◆ What to work on ◆
Reproduce each record below in full, word for word, without images.

◆ Dataset records ◆
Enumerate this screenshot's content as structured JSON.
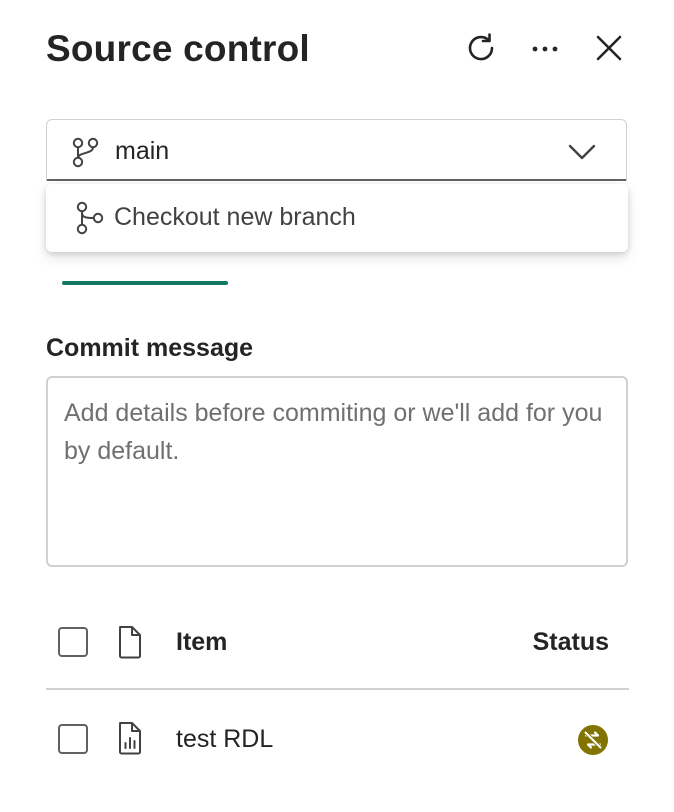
{
  "header": {
    "title": "Source control",
    "icons": {
      "refresh": "refresh-icon",
      "more": "more-horizontal-icon",
      "close": "close-icon"
    }
  },
  "branch": {
    "selected": "main",
    "icon": "branch-icon",
    "dropdown_icon": "chevron-down-icon"
  },
  "dropdown": {
    "items": [
      {
        "label": "Checkout new branch",
        "icon": "branch-fork-icon"
      }
    ]
  },
  "tabs": {
    "active_accent": "#117865"
  },
  "commit": {
    "label": "Commit message",
    "value": "",
    "placeholder": "Add details before commiting or we'll add for you by default."
  },
  "table": {
    "columns": {
      "item": "Item",
      "status": "Status"
    },
    "rows": [
      {
        "name": "test RDL",
        "icon": "report-file-icon",
        "status_icon": "conflict-status-icon",
        "status_color": "#817400"
      }
    ]
  }
}
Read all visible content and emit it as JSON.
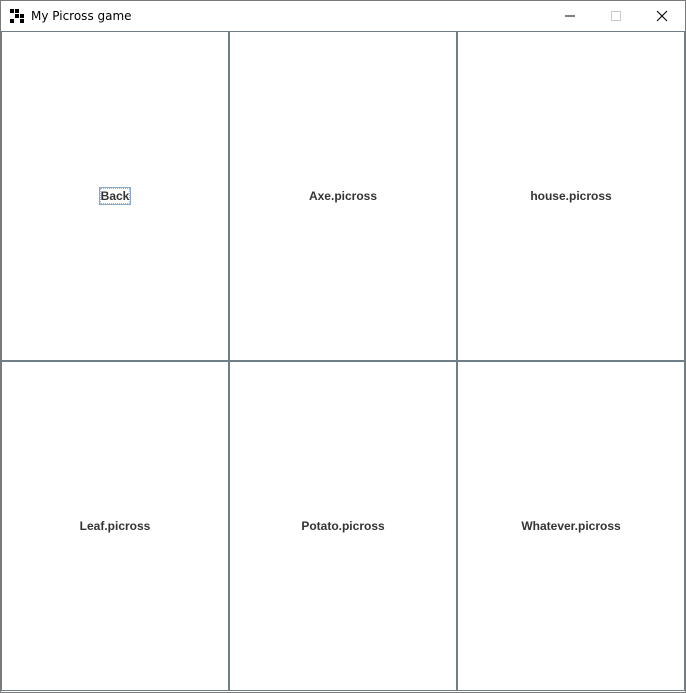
{
  "window": {
    "title": "My Picross game",
    "controls": {
      "minimize_icon": "minimize-icon",
      "maximize_icon": "maximize-icon",
      "close_icon": "close-icon"
    }
  },
  "grid": {
    "cells": [
      {
        "label": "Back",
        "focused": true
      },
      {
        "label": "Axe.picross"
      },
      {
        "label": "house.picross"
      },
      {
        "label": "Leaf.picross"
      },
      {
        "label": "Potato.picross"
      },
      {
        "label": "Whatever.picross"
      }
    ]
  },
  "colors": {
    "cell_border": "#6f7f8a",
    "label_text": "#333333",
    "focus_border": "#8aa8c8"
  }
}
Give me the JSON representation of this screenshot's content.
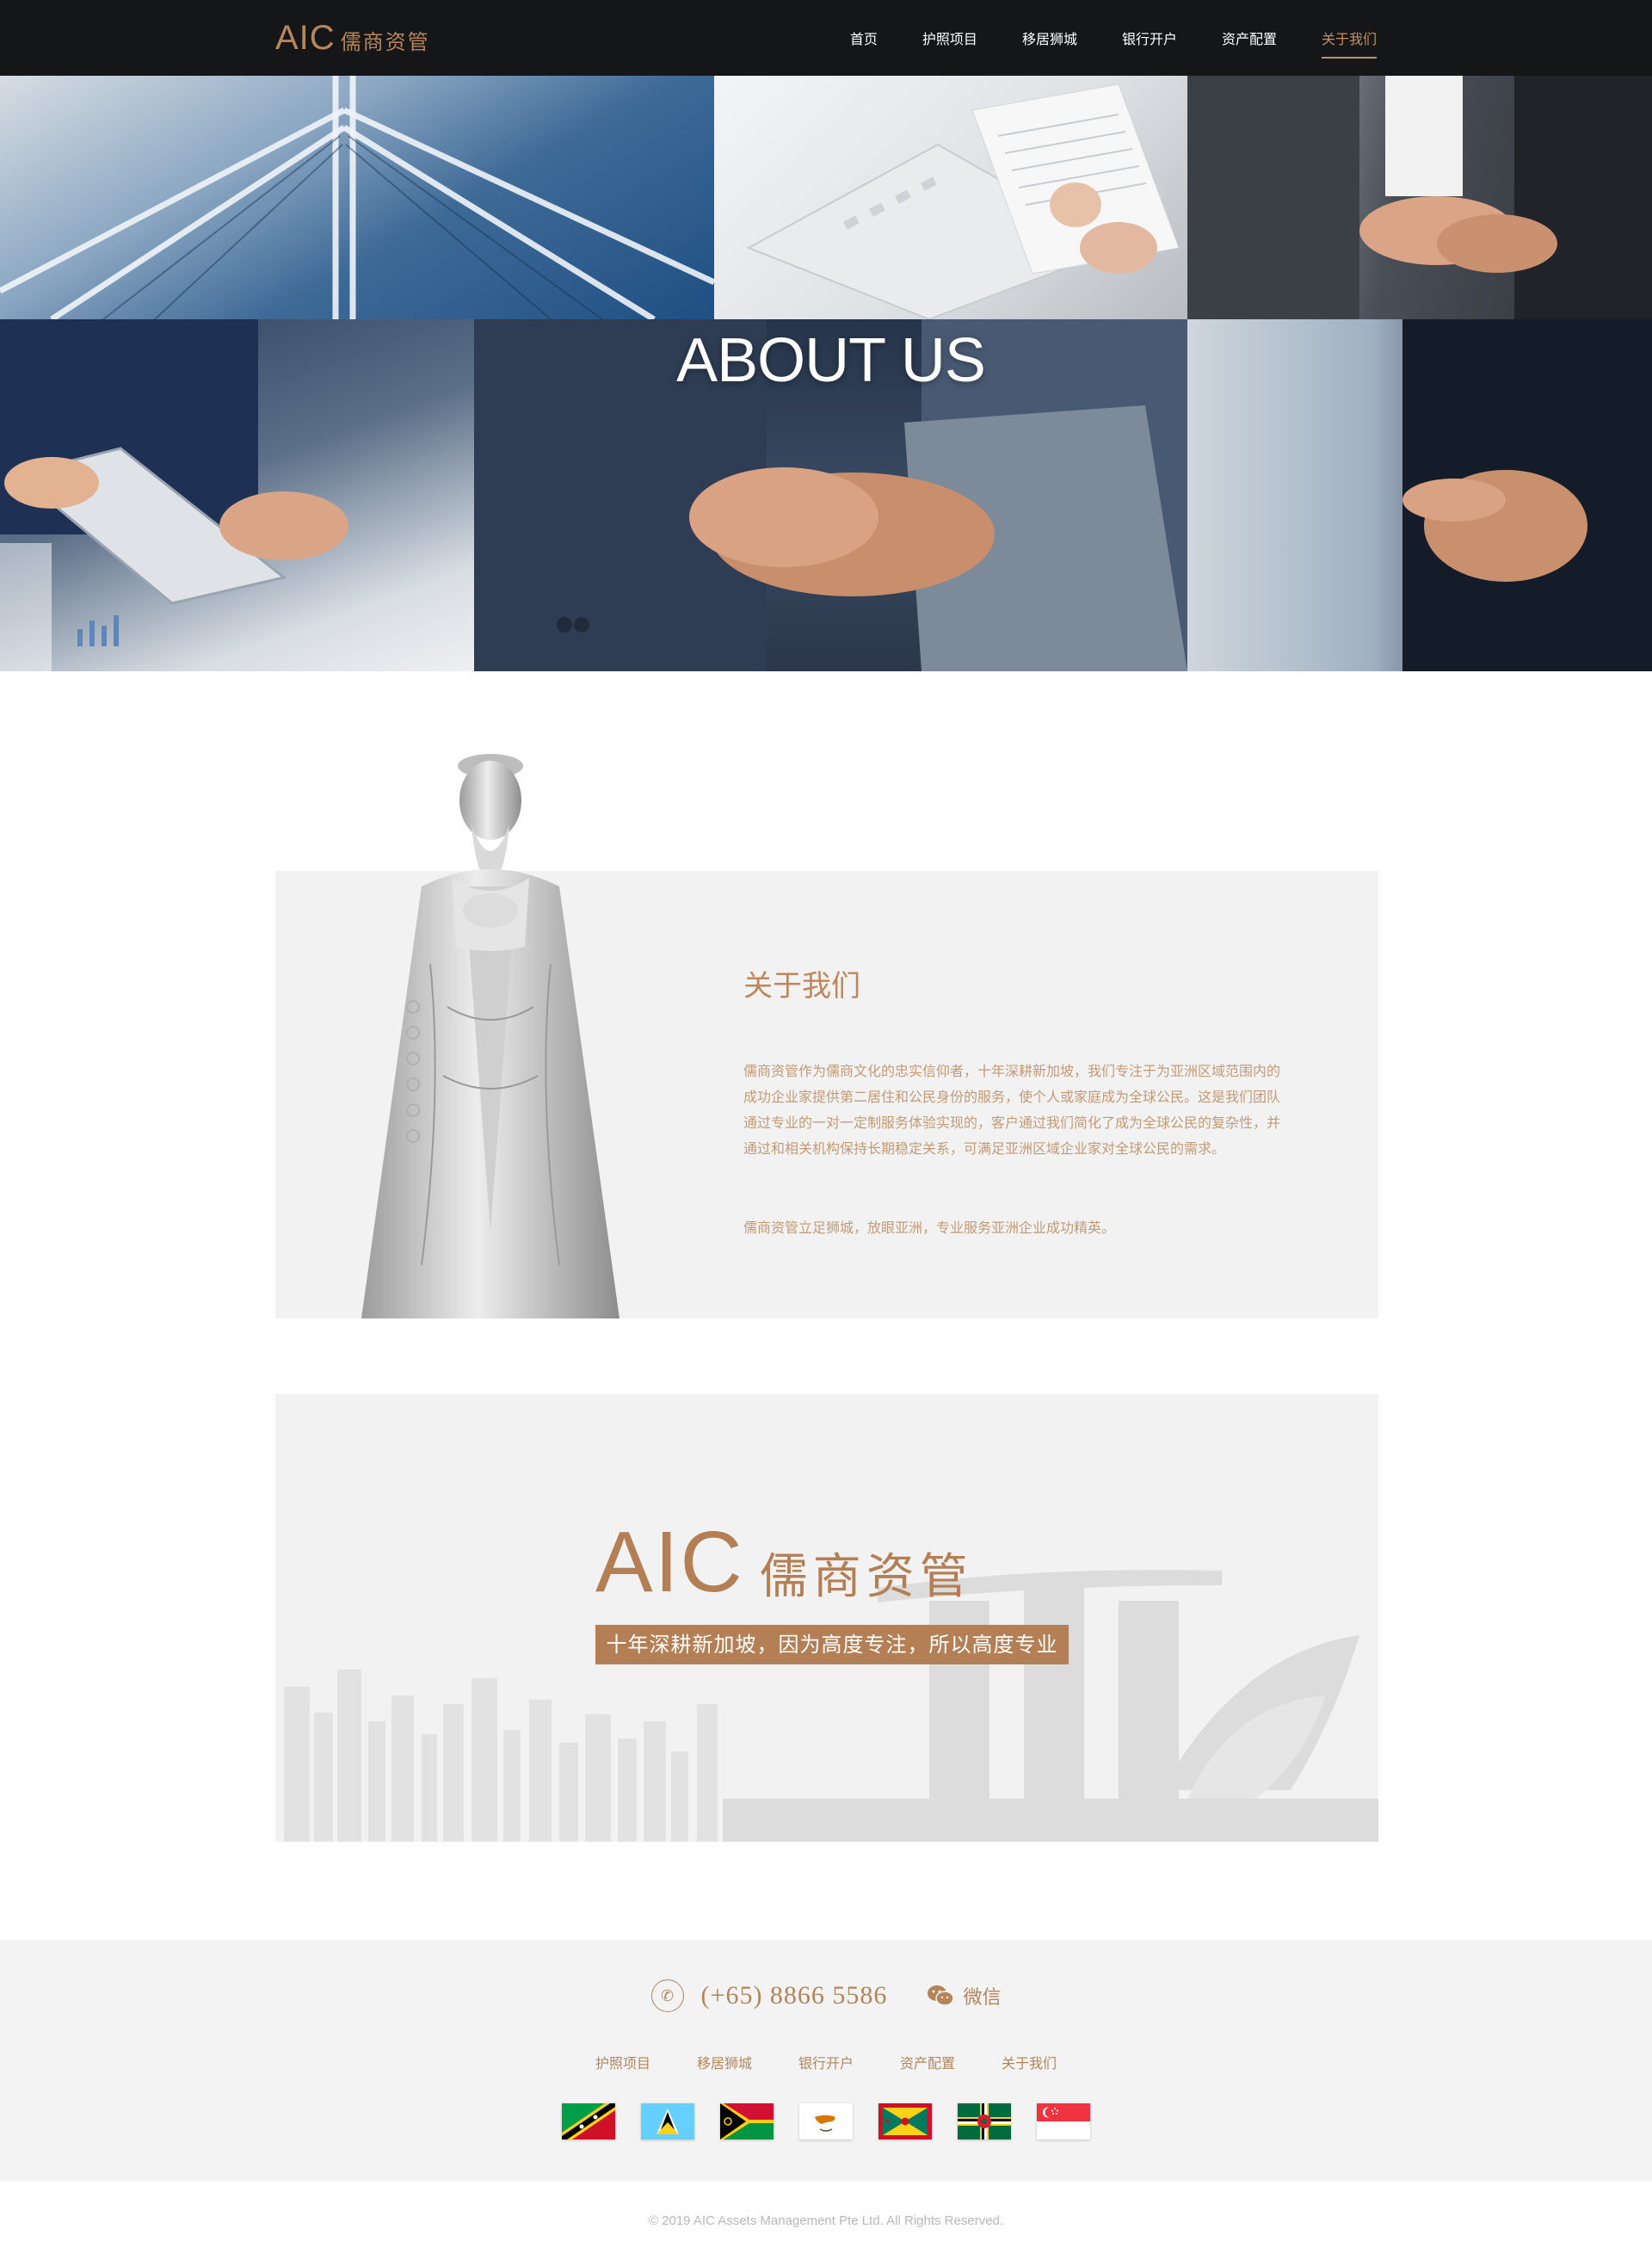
{
  "header": {
    "logo_en": "AIC",
    "logo_cn": "儒商资管",
    "nav": [
      {
        "label": "首页"
      },
      {
        "label": "护照项目"
      },
      {
        "label": "移居狮城"
      },
      {
        "label": "银行开户"
      },
      {
        "label": "资产配置"
      },
      {
        "label": "关于我们",
        "active": true
      }
    ]
  },
  "hero": {
    "title": "ABOUT US"
  },
  "about": {
    "title": "关于我们",
    "paragraph1": "儒商资管作为儒商文化的忠实信仰者，十年深耕新加坡，我们专注于为亚洲区域范围内的成功企业家提供第二居住和公民身份的服务，使个人或家庭成为全球公民。这是我们团队通过专业的一对一定制服务体验实现的，客户通过我们简化了成为全球公民的复杂性，并通过和相关机构保持长期稳定关系，可满足亚洲区域企业家对全球公民的需求。",
    "paragraph2": "儒商资管立足狮城，放眼亚洲，专业服务亚洲企业成功精英。"
  },
  "banner": {
    "logo_en": "AIC",
    "logo_cn": "儒商资管",
    "slogan": "十年深耕新加坡，因为高度专注，所以高度专业"
  },
  "footer": {
    "phone": "(+65) 8866 5586",
    "wechat_label": "微信",
    "nav": [
      "护照项目",
      "移居狮城",
      "银行开户",
      "资产配置",
      "关于我们"
    ],
    "flags": [
      "saint-kitts-and-nevis-flag",
      "saint-lucia-flag",
      "vanuatu-flag",
      "cyprus-flag",
      "grenada-flag",
      "dominica-flag",
      "singapore-flag"
    ],
    "copyright": "© 2019 AIC Assets Management Pte Ltd. All Rights Reserved."
  },
  "colors": {
    "accent": "#c39063",
    "brand": "#b47f55",
    "header_bg": "#141414",
    "panel_bg": "#f2f2f2"
  }
}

◆ Worked solution ◆
Enumerate this screenshot's content as structured JSON.
{
  "header": {
    "title": "Source control",
    "icons": {
      "refresh": "refresh-icon",
      "more": "more-horizontal-icon",
      "close": "close-icon"
    }
  },
  "branch": {
    "selected": "main",
    "icon": "branch-icon",
    "dropdown_icon": "chevron-down-icon"
  },
  "dropdown": {
    "items": [
      {
        "label": "Checkout new branch",
        "icon": "branch-fork-icon"
      }
    ]
  },
  "tabs": {
    "active_accent": "#117865"
  },
  "commit": {
    "label": "Commit message",
    "value": "",
    "placeholder": "Add details before commiting or we'll add for you by default."
  },
  "table": {
    "columns": {
      "item": "Item",
      "status": "Status"
    },
    "rows": [
      {
        "name": "test RDL",
        "icon": "report-file-icon",
        "status_icon": "conflict-status-icon",
        "status_color": "#817400"
      }
    ]
  }
}
Read all visible content and emit it as JSON.
{
  "window": {
    "title": "My Picross game",
    "controls": {
      "minimize_icon": "minimize-icon",
      "maximize_icon": "maximize-icon",
      "close_icon": "close-icon"
    }
  },
  "grid": {
    "cells": [
      {
        "label": "Back",
        "focused": true
      },
      {
        "label": "Axe.picross"
      },
      {
        "label": "house.picross"
      },
      {
        "label": "Leaf.picross"
      },
      {
        "label": "Potato.picross"
      },
      {
        "label": "Whatever.picross"
      }
    ]
  },
  "colors": {
    "cell_border": "#6f7f8a",
    "label_text": "#333333",
    "focus_border": "#8aa8c8"
  }
}
Give me the JSON representation of this screenshot's content.
{
  "header": {
    "logo_en": "AIC",
    "logo_cn": "儒商资管",
    "nav": [
      {
        "label": "首页"
      },
      {
        "label": "护照项目"
      },
      {
        "label": "移居狮城"
      },
      {
        "label": "银行开户"
      },
      {
        "label": "资产配置"
      },
      {
        "label": "关于我们",
        "active": true
      }
    ]
  },
  "hero": {
    "title": "ABOUT US"
  },
  "about": {
    "title": "关于我们",
    "paragraph1": "儒商资管作为儒商文化的忠实信仰者，十年深耕新加坡，我们专注于为亚洲区域范围内的成功企业家提供第二居住和公民身份的服务，使个人或家庭成为全球公民。这是我们团队通过专业的一对一定制服务体验实现的，客户通过我们简化了成为全球公民的复杂性，并通过和相关机构保持长期稳定关系，可满足亚洲区域企业家对全球公民的需求。",
    "paragraph2": "儒商资管立足狮城，放眼亚洲，专业服务亚洲企业成功精英。"
  },
  "banner": {
    "logo_en": "AIC",
    "logo_cn": "儒商资管",
    "slogan": "十年深耕新加坡，因为高度专注，所以高度专业"
  },
  "footer": {
    "phone": "(+65) 8866 5586",
    "wechat_label": "微信",
    "nav": [
      "护照项目",
      "移居狮城",
      "银行开户",
      "资产配置",
      "关于我们"
    ],
    "flags": [
      "saint-kitts-and-nevis-flag",
      "saint-lucia-flag",
      "vanuatu-flag",
      "cyprus-flag",
      "grenada-flag",
      "dominica-flag",
      "singapore-flag"
    ],
    "copyright": "© 2019 AIC Assets Management Pte Ltd. All Rights Reserved."
  },
  "colors": {
    "accent": "#c39063",
    "brand": "#b47f55",
    "header_bg": "#141414",
    "panel_bg": "#f2f2f2"
  }
}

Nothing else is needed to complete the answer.